    DREW: We’re doing a thing at the Mishawaka, opening for Head For The Hills on May 18. We’re going to do a trio with Andy Hall from String Dusters on DoBro. Yeah, we’re going to kind of fill in here and there. I’m going to get my band going again. Probably more a bluegrass context. But it’s really nice right now to just focus on Salmon. You know the last few years were so busy. Once Salmon got going again you know the Emmitt Nershi Band was tracking too. And I was never home. So it’s nice to focus on Salmon right now. Andy and I, we’ve got a pretty busy year ahead of us.

    RMJ: Who picks the songs when you go out to do a show? Is that a collaborative thing?

    DREW: As far as set lists? It’s kind of my job, although everybody pitches in a little bit. Usually I’ll go to a quiet place and come up with a set list. And then present them. It’s just kind of something I’ve always done. And I just kind of feel like it’s my forte. I kind of envision the sets and break it up into main events and mix up the styles if possible. Of course once we hit the stage anything can happen. We’re not the kind of band that will stick hard and fast to a set list. In fact it’s kind of a rarity when we actually play the list exactly as it’s written. (laughs)

    RMJ: So we did a little research about your history. You started to play guitar when you were 5. Banjo a little bit later and then took Mandolin lessons with Tim O’Brian. Did you come from a musical family?

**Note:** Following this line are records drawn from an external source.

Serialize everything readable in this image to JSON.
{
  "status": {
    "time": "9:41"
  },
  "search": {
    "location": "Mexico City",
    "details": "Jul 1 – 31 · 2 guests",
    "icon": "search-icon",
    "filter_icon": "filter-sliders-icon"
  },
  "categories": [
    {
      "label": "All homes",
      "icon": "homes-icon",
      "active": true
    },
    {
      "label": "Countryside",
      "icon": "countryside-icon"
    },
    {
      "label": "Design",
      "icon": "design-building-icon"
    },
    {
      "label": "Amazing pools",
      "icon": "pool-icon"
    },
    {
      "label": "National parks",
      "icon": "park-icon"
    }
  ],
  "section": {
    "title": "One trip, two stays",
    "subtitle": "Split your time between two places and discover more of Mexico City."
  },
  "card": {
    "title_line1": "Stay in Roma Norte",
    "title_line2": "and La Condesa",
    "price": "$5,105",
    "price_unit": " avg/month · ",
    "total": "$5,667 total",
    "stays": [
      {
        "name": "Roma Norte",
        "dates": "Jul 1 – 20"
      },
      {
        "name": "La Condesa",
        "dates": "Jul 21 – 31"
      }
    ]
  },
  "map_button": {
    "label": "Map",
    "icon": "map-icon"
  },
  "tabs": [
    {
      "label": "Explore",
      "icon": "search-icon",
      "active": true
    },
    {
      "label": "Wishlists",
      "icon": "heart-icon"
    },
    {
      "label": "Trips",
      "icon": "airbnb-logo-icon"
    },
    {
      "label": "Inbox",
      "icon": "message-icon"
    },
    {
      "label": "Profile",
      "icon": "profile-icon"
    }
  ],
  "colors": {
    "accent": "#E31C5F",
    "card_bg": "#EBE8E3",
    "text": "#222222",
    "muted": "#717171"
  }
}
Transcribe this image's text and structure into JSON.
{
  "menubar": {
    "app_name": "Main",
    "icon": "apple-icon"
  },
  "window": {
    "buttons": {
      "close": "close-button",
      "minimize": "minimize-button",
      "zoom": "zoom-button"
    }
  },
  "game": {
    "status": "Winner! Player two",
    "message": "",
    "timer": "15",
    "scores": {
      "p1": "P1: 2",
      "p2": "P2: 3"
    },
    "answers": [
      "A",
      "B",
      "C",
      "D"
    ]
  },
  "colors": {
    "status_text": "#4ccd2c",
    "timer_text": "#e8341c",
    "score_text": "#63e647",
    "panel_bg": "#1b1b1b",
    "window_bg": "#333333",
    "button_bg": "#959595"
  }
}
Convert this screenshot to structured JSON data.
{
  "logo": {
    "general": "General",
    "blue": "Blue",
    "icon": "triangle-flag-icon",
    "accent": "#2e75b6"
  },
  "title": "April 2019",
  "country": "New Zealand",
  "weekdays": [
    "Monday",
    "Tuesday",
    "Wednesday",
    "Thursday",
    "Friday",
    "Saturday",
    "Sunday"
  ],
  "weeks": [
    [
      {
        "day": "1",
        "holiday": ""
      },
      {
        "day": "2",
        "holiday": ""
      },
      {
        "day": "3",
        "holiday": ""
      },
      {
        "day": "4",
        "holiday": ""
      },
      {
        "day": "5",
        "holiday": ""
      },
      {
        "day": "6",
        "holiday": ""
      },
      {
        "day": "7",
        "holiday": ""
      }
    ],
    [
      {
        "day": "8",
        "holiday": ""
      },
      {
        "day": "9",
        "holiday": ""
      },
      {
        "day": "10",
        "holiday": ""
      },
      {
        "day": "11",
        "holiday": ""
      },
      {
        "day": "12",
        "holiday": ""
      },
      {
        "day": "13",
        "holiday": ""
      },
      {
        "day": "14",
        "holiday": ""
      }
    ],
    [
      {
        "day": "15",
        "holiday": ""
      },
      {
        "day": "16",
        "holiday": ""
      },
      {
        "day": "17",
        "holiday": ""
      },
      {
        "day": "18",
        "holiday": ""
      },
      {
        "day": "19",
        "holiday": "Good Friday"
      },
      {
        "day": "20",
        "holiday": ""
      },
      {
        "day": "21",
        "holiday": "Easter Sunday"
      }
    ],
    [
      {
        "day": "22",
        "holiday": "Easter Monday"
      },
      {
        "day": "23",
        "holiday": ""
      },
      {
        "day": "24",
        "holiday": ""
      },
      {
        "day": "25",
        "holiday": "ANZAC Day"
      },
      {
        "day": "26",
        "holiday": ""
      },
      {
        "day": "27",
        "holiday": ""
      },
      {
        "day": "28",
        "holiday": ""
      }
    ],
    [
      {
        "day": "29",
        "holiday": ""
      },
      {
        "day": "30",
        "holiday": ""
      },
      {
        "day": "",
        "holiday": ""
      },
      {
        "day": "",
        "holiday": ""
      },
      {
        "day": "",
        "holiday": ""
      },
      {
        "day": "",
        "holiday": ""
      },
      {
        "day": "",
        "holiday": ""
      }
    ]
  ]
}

    DREW: Yes, and my parents were writers as well. My dad was a novelist. And my mom was a playwright and a poet. And they were both singers. And my mom played the piano. And my dad played the autoharp a little bit. But he was a really great singer and came from a long line of singers. And my brother played guitar and harmonica. And my older sister writes plays as well. So there’s a lot of writing going on in the family, that’s for sure. There was always a lot of music around.

    RMJ: Thank you for talking with us today, we are really looking forward to the shows at the Bluebird.

    Drew: Thank you.